I love revisiting plays that I haven't read for years. The last time I read this play was in college when NYU did it as a Mainstage production. I was called back for Chris then and she is the character that still intrigues me now (and I'm much closer to her real age now.)
Dancing at Lughnasa is the story of five Irish sisters, all unmarried, all struggling to live day-to-day. The youngest, Chris, has a child named Michael out of wedlock with her on-again-off-again sweetheart Gerry. Michael is seven but only seen on stage in the form of a grown-up narrator, as it is Michael's memories that we are revisiting in the play. The 7-yr. old version is never seen but often interacted with, while narrator Michael voices him from the side of the stage. The other male member of the family - Jack, the girls' brother - has returned from a long trip in Africa and has seen better days.

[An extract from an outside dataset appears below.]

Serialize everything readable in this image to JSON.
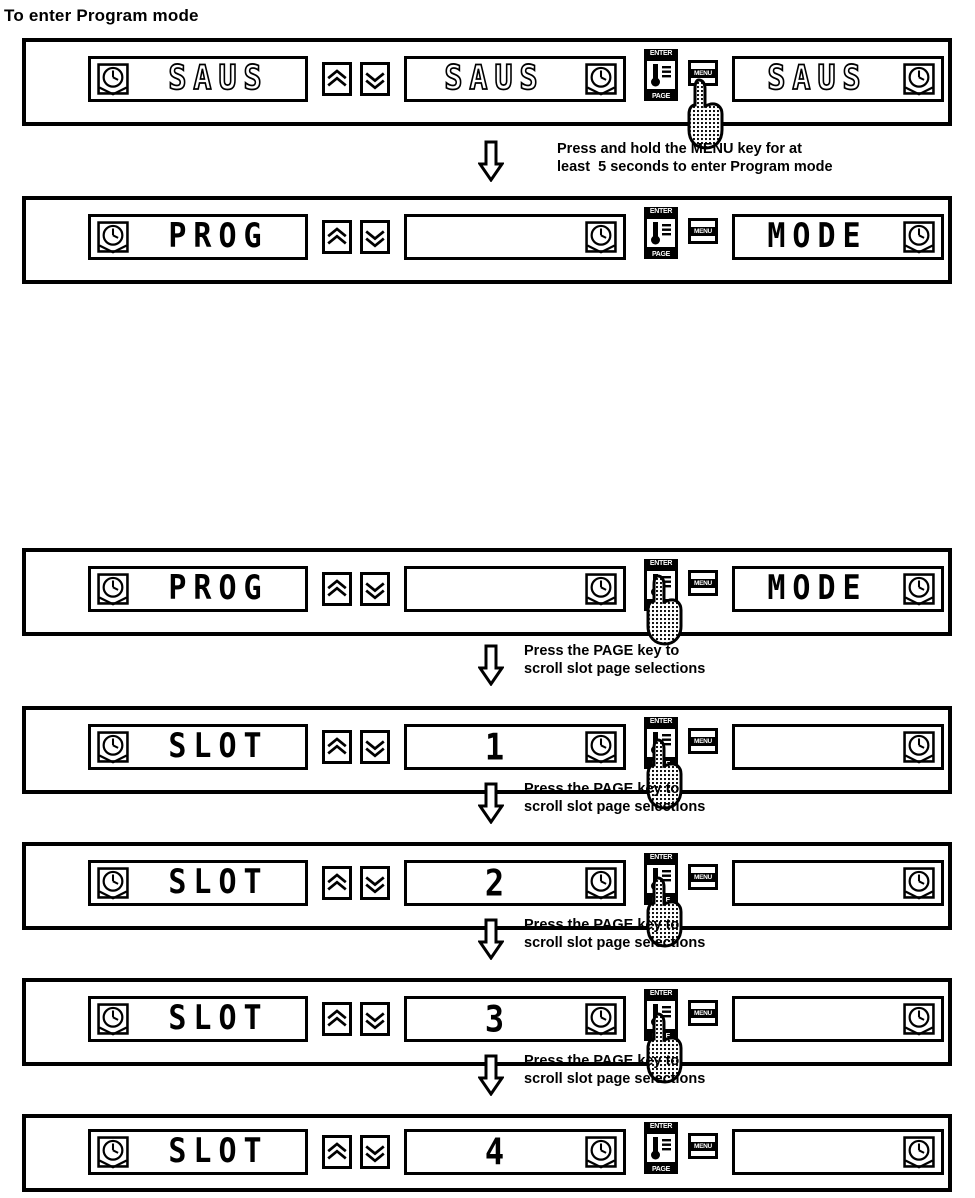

The title refers to a Festival in honor of the Celtic God of the Harvest, Lugh, at which there is much dancing and cavorting. The sisters haven't been to the festival in years and can't really afford to go, but Agnes, the middle sister, has saved some money from her knitting and wants to treat everyone to an evening of fun! Kate, who at 40 is the oldest and strictest, responds:
Just look at yourselves! Dancing at our time of day? That's for young people with no duties and no responsibilities and nothing in their heads but pleasure.Why should those qualities should be limited to young people? Everyone deserves a break from the weight of the world (why do you think weekends exist?) Course, for us theatre people the weekend is still the workweek, but even then it's full of pleasure! I digress.
Poor Chris. I feel for her - loving a man that came in and out of her life like a whirlwind, waiting to know if he'll come again, believing his promises even when it's foolish to do so. She has received a certain amount of shame by having Michael without getting married and the shame has cast a shadow over the family. Gerry is not exactly the sisters' favorite person but during the play he comes to visit and sweeps Chris right back up off her feet. They spend the afternoon dancing and talking and Gerry sees his son for the first time in a while. Chris gets her hopes up and then Gerry tells her that he's going off to fight for the Popular Front, a Spanish government. He's a man who is looking for a cause and explains to Chris:
And there's bound to be something right about the cause, isn't there? And it's somewhere to go - isn't it? Maybe that's the important thing for a man: a named destination - democracy, Ballybeg, heaven. Women's illusions aren't so easily satisfied - they make better drifters.What he really needs is some order, a sense of structure in his life. No doubt he'll find that in a war.
Many more things happen to the sisters over the course of the play that are subtle and moving. I love what Friel has done with the narrator - grown up Michael. He speaks with a beautifully poetic tone that is of course Friel's .. in his closing speech he speaks about dancing in a way that spoke right to my soul.
Dancing with eyes half closed because to open them would break the spell. Dancing as if language had surrendered to movement - as if this ritual, this wordless ceremony, was now the way to speak, to whisper private and sacred things, to be in touch with some otherness. Dancing as if the very heart of life and all its hopes might be found in those assuaging notes and those hushed rhythms and in those silent and hypnotic movements. Dancing as if language no longer existed because words were no longer necessary ...That's exactly how it feels to me when I dance. It's a fuller form of expression. So often I feel that words alone cannot fully convey the meaning in my heart or in my head. It's a shame that if I broke out into choreography on the street or in a bar people would think I was loony.. because I'm really just feeling on a different level.
Tomorrow's Play: Mauritius by Theresa Rebeck
Ps. Um, what? There's a movie with Meryl Streep? Netflix!